“(The buzz) started off in America and then it started trending on Korean Twitter,” Riew said, adding: “Even beyond producers reaching out, it’s when parents tell me, ‘I have a 5-year-old, or 3-year-old, or 9-year-old – I know that they would love to see this movie on screen, and we’ve been listening to your songs.’ That is really the thing that warms my heart most of all.”
Though she began writing musicals at the age of 15, Riew wasn’t sure she would pursue musical theater as a career, and she initially enrolled as a pre-med student.
“I was afraid of being an artist. I was afraid of going into a career that didn’t seem sustainable,” she said. “I think a lot of it came from my desire to fit in with the Asian American community. I wasn’t really seeing that many other Asian students take theater at the time, but a lot has changed over the years.”
During her freshman year, Riew participated in Harvard’s “First-Year Musical,” which gives freshmen the opportunity to create and produce a musical. At auditions for the show, however, she was disheartened at the lack of Asian representation.
“That sort of made me feel like, ‘Oh maybe this isn’t the thing for me, but, at the same time, it fueled my desire to want to create more of a space for the Asian students on campus who might not have discovered theater.”
Riew switched her major to musical theater the summer after her sophomore year and, since then, her shows have been staged at the American Repertory Theater, Harvard University’s Farkas Hall and Agassiz Theater, The UNC-Greensboro School of Theater and more.

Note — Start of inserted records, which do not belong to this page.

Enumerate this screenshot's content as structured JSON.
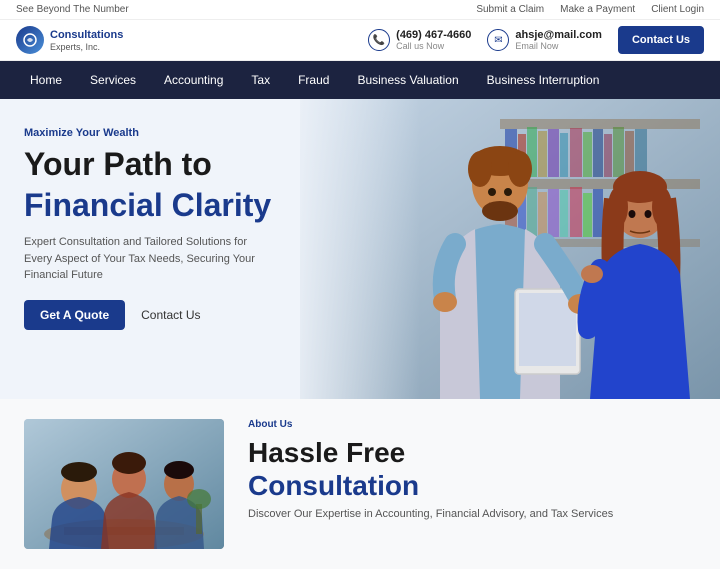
{
  "topBar": {
    "tagline": "See Beyond The Number",
    "links": [
      "Submit a Claim",
      "Make a Payment",
      "Client Login"
    ]
  },
  "header": {
    "logoLine1": "Consultations",
    "logoLine2": "Experts, Inc.",
    "phone": {
      "number": "(469) 467-4660",
      "label": "Call us Now"
    },
    "email": {
      "address": "ahsje@mail.com",
      "label": "Email Now"
    },
    "contactBtn": "Contact Us"
  },
  "nav": {
    "items": [
      "Home",
      "Services",
      "Accounting",
      "Tax",
      "Fraud",
      "Business Valuation",
      "Business Interruption"
    ]
  },
  "hero": {
    "tag": "Maximize Your Wealth",
    "titleLine1": "Your Path to",
    "titleLine2": "Financial Clarity",
    "description": "Expert Consultation and Tailored Solutions for Every Aspect of Your Tax Needs, Securing Your Financial Future",
    "btnQuote": "Get A Quote",
    "btnContact": "Contact Us"
  },
  "bottom": {
    "tag": "About Us",
    "titleLine1": "Hassle Free",
    "titleLine2": "Consultation",
    "description": "Discover Our Expertise in Accounting, Financial Advisory, and Tax Services"
  }
}
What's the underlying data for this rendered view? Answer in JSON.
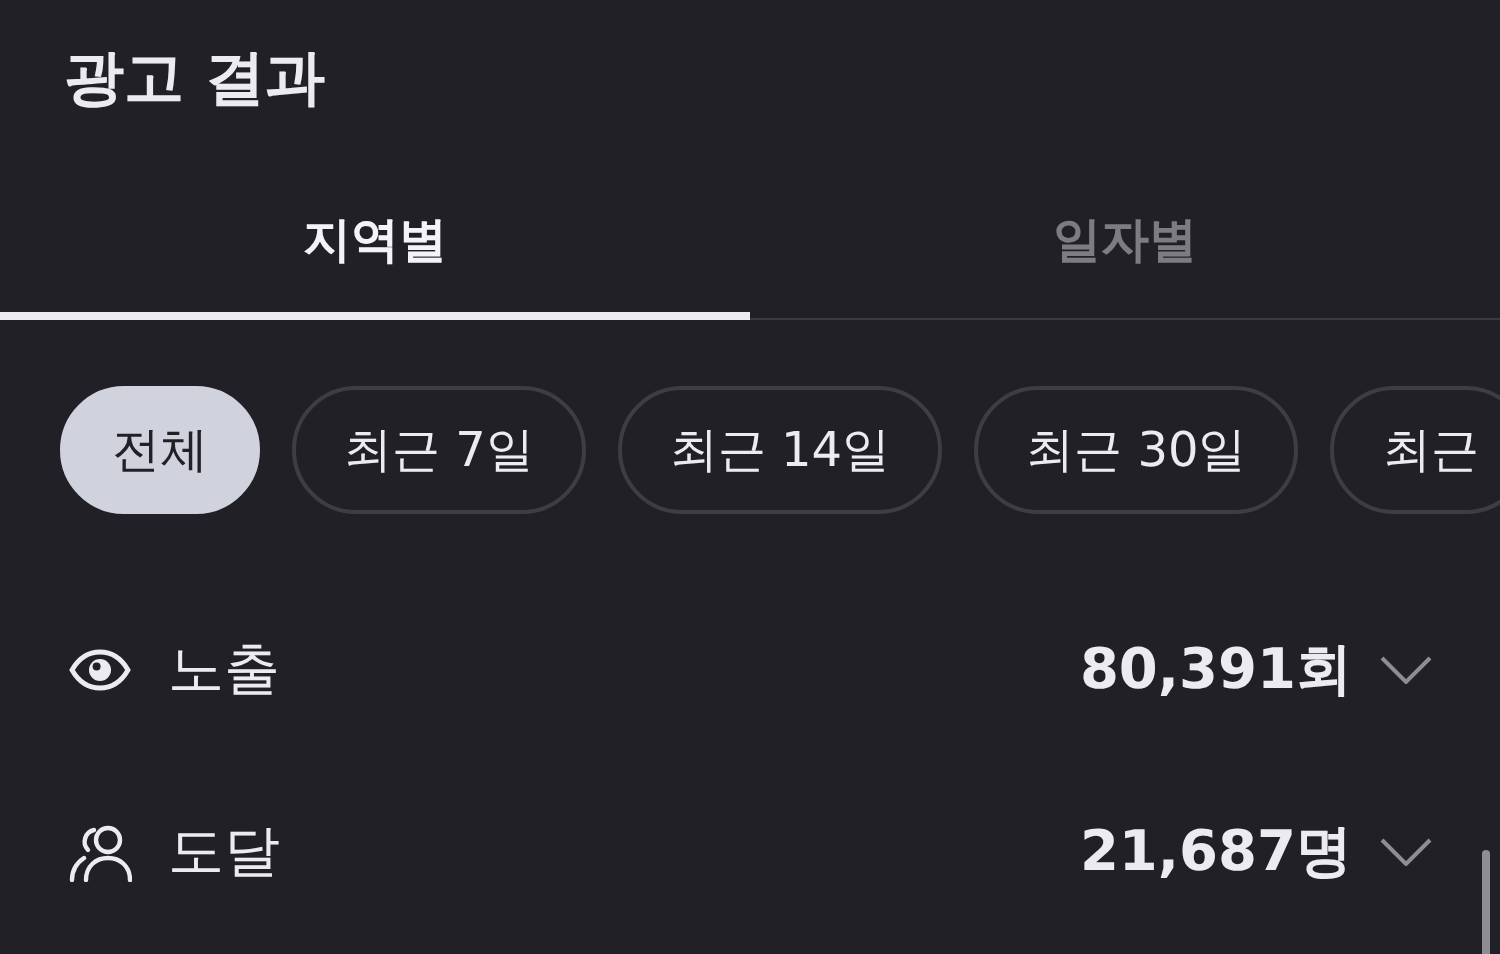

Search for belonging
The process of writing “Shimcheong: A Folktale” was challenging but meaningful, Riew said, as it allowed her to confront many aspects of her identity. After her grandfather passed away and her grandmother moved in with her, Riew found herself wanting to get more in touch with her Korean heritage.
“My inspiration definitely came from a lot of different places,” she said. “I would say, foremost, it came from my journey to search for belonging. I’ve recently been thinking a lot about identity and how that intersects with artistry and the stories that we choose to tell. I was really inspired by my grandparents, and my experience in college – and that’s sort of how I found my way to ‘Shimcheong.’”
When she took her first trip to Seoul, South Korea, at the age of 18, she discovered things about herself and her own story that helped shape the musical.
“It was an exciting time. But in many ways, it was an eye-opening moment where I realized this place that I always looked to and imagined myself belonging to was much more different than I expected,” she said. “And I was much more of an outsider than I expected.”
Though Riew and her family celebrate both Korean and American traditions, she was not surrounded by a large Korean community growing up. In recent years, she strived to learn more about her Asian roots, whether through Korean classes at school or through her music. Now, she hopes people of all ages can be inspired by Shimcheong’s story.
“It’s always been my dream to be walking down the street and hear a child singing my song,” Riew said. “I feel like I’m almost living that dream right now seeing the duets from all different kinds of people singing the song. It’s been incredible.”
Disney may not have picked up the script yet, but Riew has already heard from producers and filmmakers interested in bringing the story to bigger audiences. For now, she is working with an agent to figure out what’s next.
“It’s probably been the craziest three weeks of my life, but it’s a really, really exciting time,” she said. “And honestly, I’m just really thankful.”